I followed a very interesting conversation today begun by a fellow writer, Braden Bell on his observation that the fine art of critique-giving is something that would benefit writers to develop. Knowing how to give helpful critique as well as knowing how to accept it can both be very beneficial.
I mulled over these thoughts, and read some fantastic comments to Braden's, including a link to Annette Lyon's blog where she talks about tactful ways of giving and taking critiques, here. In addition, Julie Danes blogged some excellent suggestions here, as well.
My main thought on giving criticism is most importantly of all, that I need to be careful. A piece of writing is the creation of its author, and the author is understandable protective of his or her work. And that is as it should be. Having said that, there are often things an author can do, especially a beginning author, to make a piece of writing stronger, and there are ways for a critique-giver to tactfully offer suggestions and correction. Author Jennifer Nielsen put it very well when she said "I think when approaching criticism, it’s important to emphasize that
the goal is to find a weak choice and turn it into a stronger choice." Instead of considering it a "wrong" or "right" choice. She went on to add that when suggesting a change, a good way to approach this is to begin with the words: "You might consider..." so that the author can see the suggestion, but still feel in control of her own story. In a situation where there is actually a glaring error (for example, at the beginning of the story, the main character's mother is dead, and her father is an unmarried widower, but halfway through the story she calls her mom, or writes her a letter, or tells her dad to tell mom hi) it may help to say something like, "At the beginning, I noticed xyz, but halfway through, I noticed abc." This too, can help a writer see a chance to make a needed change without feeling as if she's under attack. Perhaps the writer meant to bring back the mom into the story, and forgot to rewrite her in at the beginning, or she simply needed to remember to keep the mom out of the picture, and had forgotten to do so, which is a fairly easy mistake to make, and easy to correct.
In receiving criticism, I agreed with several of my fellow writers who said that they like to consider a critique slowly, and mull things over in their heads before rushing to make suggested changes. Angie Lofthouse offered this helpful suggestion: "My rule of thumb is to let any critique soak in for three days before
doing anything about it. After three days, the changes I'm excited to
make, I know are right for the story." Joyce DiPastena added that being humble, and not so quick to reject criticism one disagrees with, can go a long way in making us better writers. She likes to think, "Is there something I can learn from this comment?" and there usually is, even if in the end, she disagrees with a piece of criticism.

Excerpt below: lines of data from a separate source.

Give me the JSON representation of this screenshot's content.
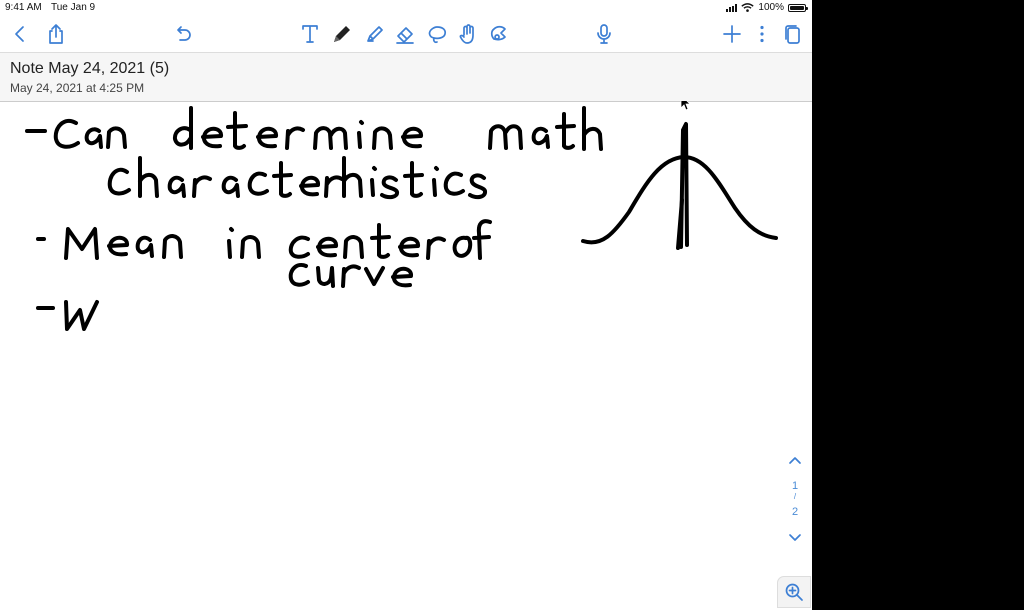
{
  "status_bar": {
    "time": "9:41 AM",
    "date": "Tue Jan 9",
    "battery": "100%"
  },
  "toolbar": {
    "left_icons": [
      "chevron-left-icon",
      "share-icon",
      "undo-icon"
    ],
    "tool_icons": [
      "text-tool-icon",
      "pen-tool-icon",
      "highlighter-tool-icon",
      "eraser-tool-icon",
      "lasso-tool-icon",
      "hand-tool-icon",
      "shapes-tool-icon"
    ],
    "right_icons": [
      "microphone-icon",
      "plus-icon",
      "more-icon",
      "pages-icon"
    ],
    "accent_color": "#3d7fd4"
  },
  "note": {
    "title": "Note May 24, 2021 (5)",
    "date": "May 24, 2021 at 4:25 PM"
  },
  "canvas": {
    "handwritten_lines": [
      "-Can determine math",
      "characteristics",
      "-Mean in center of",
      "curve",
      "-W"
    ],
    "ink_color": "#000000"
  },
  "pager": {
    "current": "1",
    "separator": "/",
    "total": "2"
  }
}
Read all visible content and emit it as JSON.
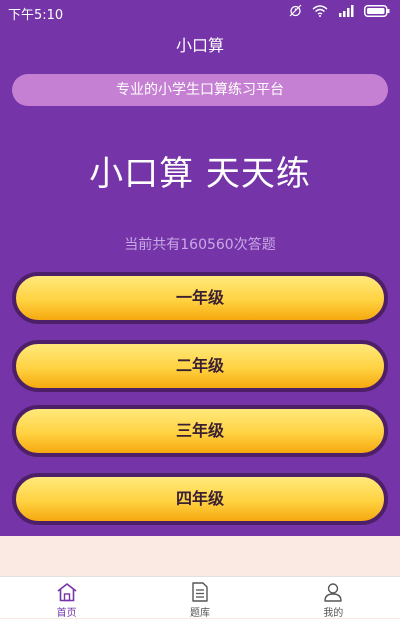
{
  "status_bar": {
    "time": "下午5:10"
  },
  "app": {
    "title": "小口算"
  },
  "banner": {
    "text": "专业的小学生口算练习平台"
  },
  "hero": {
    "title": "小口算 天天练"
  },
  "stats": {
    "text": "当前共有160560次答题"
  },
  "grades": [
    {
      "label": "一年级"
    },
    {
      "label": "二年级"
    },
    {
      "label": "三年级"
    },
    {
      "label": "四年级"
    }
  ],
  "tabbar": {
    "items": [
      {
        "label": "首页",
        "icon": "home-icon",
        "active": true
      },
      {
        "label": "题库",
        "icon": "document-icon",
        "active": false
      },
      {
        "label": "我的",
        "icon": "user-icon",
        "active": false
      }
    ]
  },
  "colors": {
    "primary": "#7534a7",
    "banner": "#c680d3",
    "button": "#ffd241",
    "button_border": "#4e1f69",
    "bottom_area": "#fbe9e3"
  }
}
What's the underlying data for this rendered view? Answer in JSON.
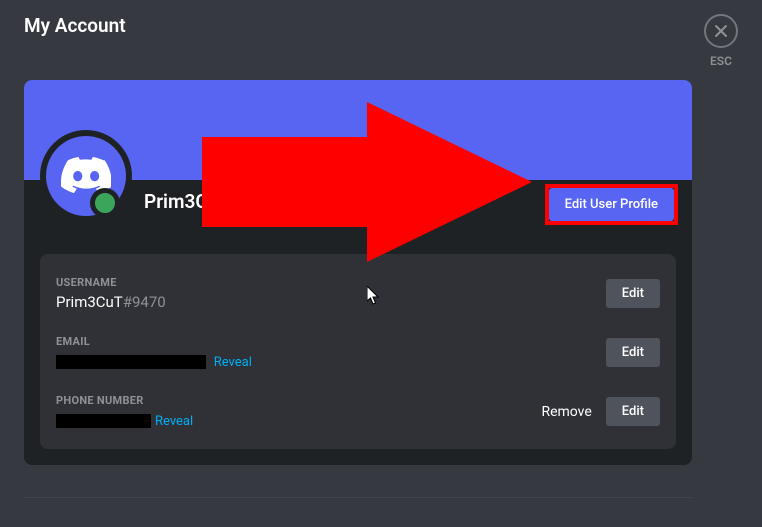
{
  "page": {
    "title": "My Account",
    "esc_label": "ESC"
  },
  "profile": {
    "display_name": "Prim3CuT",
    "edit_profile_label": "Edit User Profile"
  },
  "fields": {
    "username": {
      "label": "USERNAME",
      "name": "Prim3CuT",
      "discriminator": "#9470",
      "edit_label": "Edit"
    },
    "email": {
      "label": "EMAIL",
      "reveal_label": "Reveal",
      "edit_label": "Edit"
    },
    "phone": {
      "label": "PHONE NUMBER",
      "reveal_label": "Reveal",
      "remove_label": "Remove",
      "edit_label": "Edit"
    }
  }
}
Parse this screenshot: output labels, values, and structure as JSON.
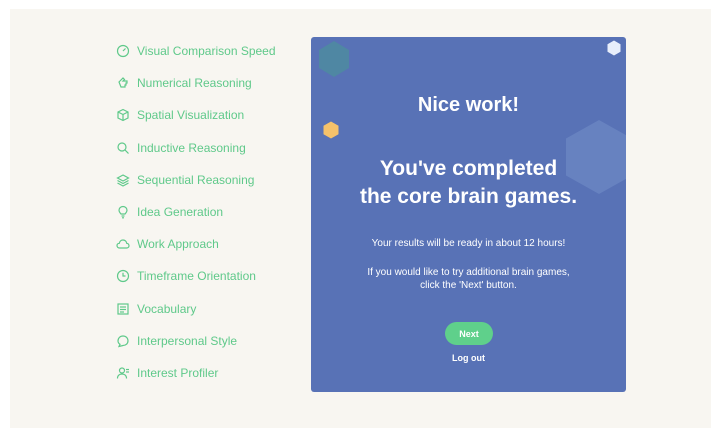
{
  "sidebar": {
    "items": [
      {
        "label": "Visual Comparison Speed"
      },
      {
        "label": "Numerical Reasoning"
      },
      {
        "label": "Spatial Visualization"
      },
      {
        "label": "Inductive Reasoning"
      },
      {
        "label": "Sequential Reasoning"
      },
      {
        "label": "Idea Generation"
      },
      {
        "label": "Work Approach"
      },
      {
        "label": "Timeframe Orientation"
      },
      {
        "label": "Vocabulary"
      },
      {
        "label": "Interpersonal Style"
      },
      {
        "label": "Interest Profiler"
      }
    ]
  },
  "card": {
    "heading": "Nice work!",
    "subheading_line1": "You've completed",
    "subheading_line2": "the core brain games.",
    "results_text": "Your results will be ready in about 12 hours!",
    "additional_line1": "If you would like to try additional brain games,",
    "additional_line2": "click the 'Next' button.",
    "next_label": "Next",
    "logout_label": "Log out"
  },
  "colors": {
    "accent_green": "#5fc98a",
    "card_blue": "#5872b6",
    "button_green": "#5fd08b",
    "page_background": "#f8f6f1"
  }
}
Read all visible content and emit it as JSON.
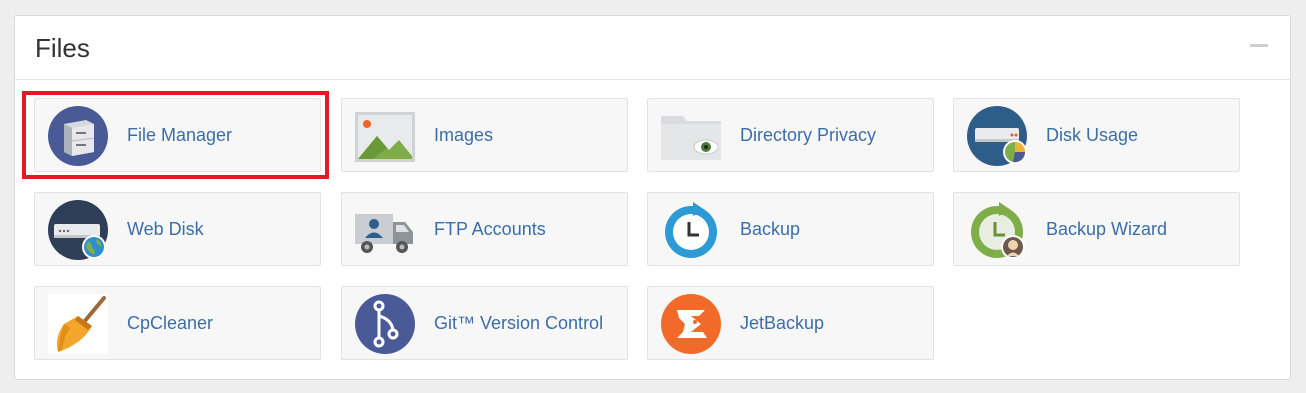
{
  "section": {
    "title": "Files",
    "collapse_icon": "minus-icon"
  },
  "items": [
    {
      "label": "File Manager",
      "icon": "file-manager-icon"
    },
    {
      "label": "Images",
      "icon": "images-icon"
    },
    {
      "label": "Directory Privacy",
      "icon": "directory-privacy-icon"
    },
    {
      "label": "Disk Usage",
      "icon": "disk-usage-icon"
    },
    {
      "label": "Web Disk",
      "icon": "web-disk-icon"
    },
    {
      "label": "FTP Accounts",
      "icon": "ftp-accounts-icon"
    },
    {
      "label": "Backup",
      "icon": "backup-icon"
    },
    {
      "label": "Backup Wizard",
      "icon": "backup-wizard-icon"
    },
    {
      "label": "CpCleaner",
      "icon": "cpcleaner-icon"
    },
    {
      "label": "Git™ Version Control",
      "icon": "git-icon"
    },
    {
      "label": "JetBackup",
      "icon": "jetbackup-icon"
    }
  ],
  "colors": {
    "link": "#3b6ea8",
    "highlight": "#e01b23",
    "tile_bg": "#f7f7f7"
  }
}
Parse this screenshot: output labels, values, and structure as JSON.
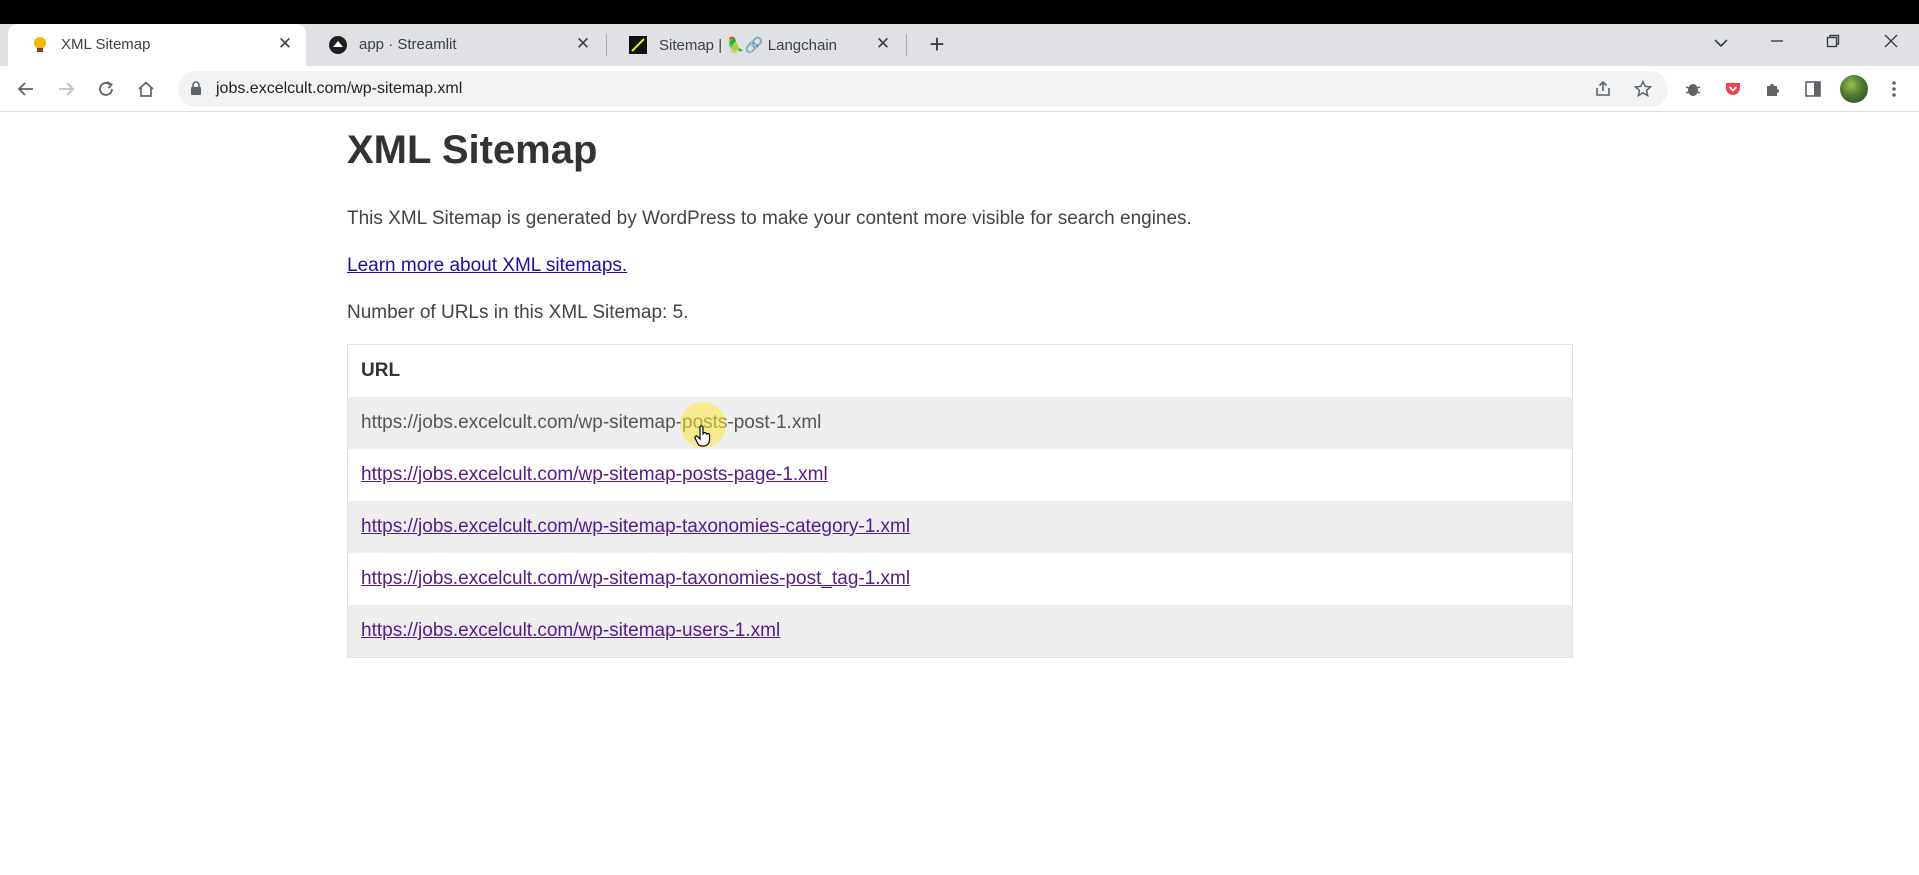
{
  "browser": {
    "tabs": [
      {
        "title": "XML Sitemap",
        "favicon": "bulb-icon",
        "active": true
      },
      {
        "title": "app · Streamlit",
        "favicon": "streamlit-icon",
        "active": false
      },
      {
        "title": "Sitemap | 🦜🔗 Langchain",
        "favicon": "langchain-icon",
        "active": false
      }
    ],
    "tab_close_glyph": "✕",
    "new_tab_glyph": "+",
    "address": "jobs.excelcult.com/wp-sitemap.xml"
  },
  "page": {
    "title": "XML Sitemap",
    "intro": "This XML Sitemap is generated by WordPress to make your content more visible for search engines.",
    "learn_more": "Learn more about XML sitemaps.",
    "count_text": "Number of URLs in this XML Sitemap: 5.",
    "table": {
      "header": "URL",
      "rows": [
        "https://jobs.excelcult.com/wp-sitemap-posts-post-1.xml",
        "https://jobs.excelcult.com/wp-sitemap-posts-page-1.xml",
        "https://jobs.excelcult.com/wp-sitemap-taxonomies-category-1.xml",
        "https://jobs.excelcult.com/wp-sitemap-taxonomies-post_tag-1.xml",
        "https://jobs.excelcult.com/wp-sitemap-users-1.xml"
      ]
    }
  },
  "colors": {
    "link": "#1a0dab",
    "visited_link": "#551a8b",
    "row_shade": "#eeeeee",
    "cursor_halo": "#faeb3c"
  }
}
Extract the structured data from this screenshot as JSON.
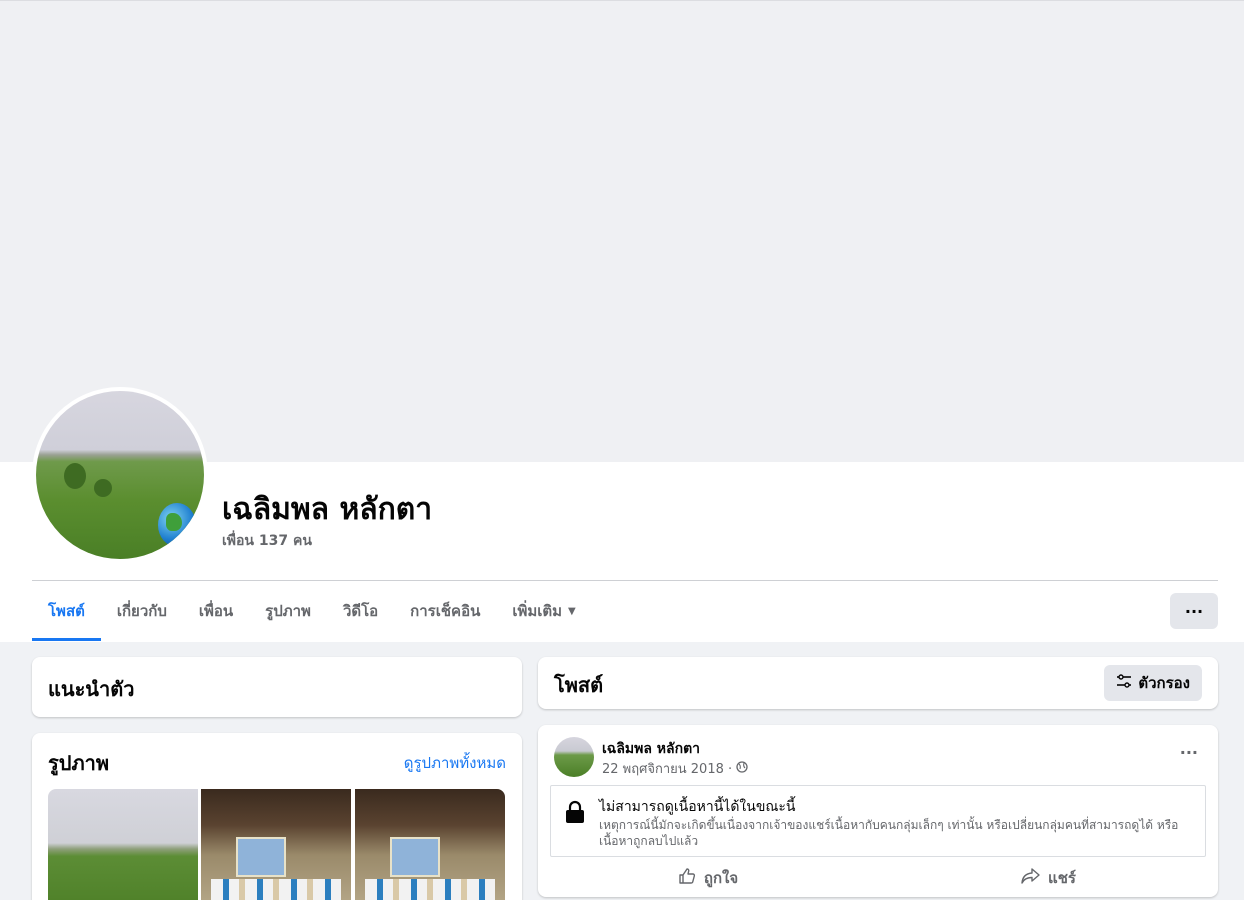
{
  "profile": {
    "name": "เฉลิมพล หลักตา",
    "friends_text": "เพื่อน 137 คน"
  },
  "tabs": [
    {
      "label": "โพสต์",
      "active": true
    },
    {
      "label": "เกี่ยวกับ",
      "active": false
    },
    {
      "label": "เพื่อน",
      "active": false
    },
    {
      "label": "รูปภาพ",
      "active": false
    },
    {
      "label": "วิดีโอ",
      "active": false
    },
    {
      "label": "การเช็คอิน",
      "active": false
    },
    {
      "label": "เพิ่มเติม",
      "active": false
    }
  ],
  "more_menu_label": "···",
  "intro": {
    "title": "แนะนำตัว"
  },
  "photos": {
    "title": "รูปภาพ",
    "see_all": "ดูรูปภาพทั้งหมด"
  },
  "posts": {
    "title": "โพสต์",
    "filter_label": "ตัวกรอง"
  },
  "post": {
    "author": "เฉลิมพล หลักตา",
    "date": "22 พฤศจิกายน 2018 ·",
    "more_label": "···",
    "unavailable_title": "ไม่สามารถดูเนื้อหานี้ได้ในขณะนี้",
    "unavailable_desc": "เหตุการณ์นี้มักจะเกิดขึ้นเนื่องจากเจ้าของแชร์เนื้อหากับคนกลุ่มเล็กๆ เท่านั้น หรือเปลี่ยนกลุ่มคนที่สามารถดูได้ หรือเนื้อหาถูกลบไปแล้ว",
    "like_label": "ถูกใจ",
    "share_label": "แชร์"
  },
  "colors": {
    "accent": "#1877f2",
    "page_bg": "#f0f2f5",
    "secondary_text": "#65676b"
  }
}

In the end, giving and getting critique whether it's for writing or something else, is often best done with a teachable, and open minded attitude. Being willing to learn and grow will help us all get better, whether it's at writing, or simply being more productive, contributing human beings.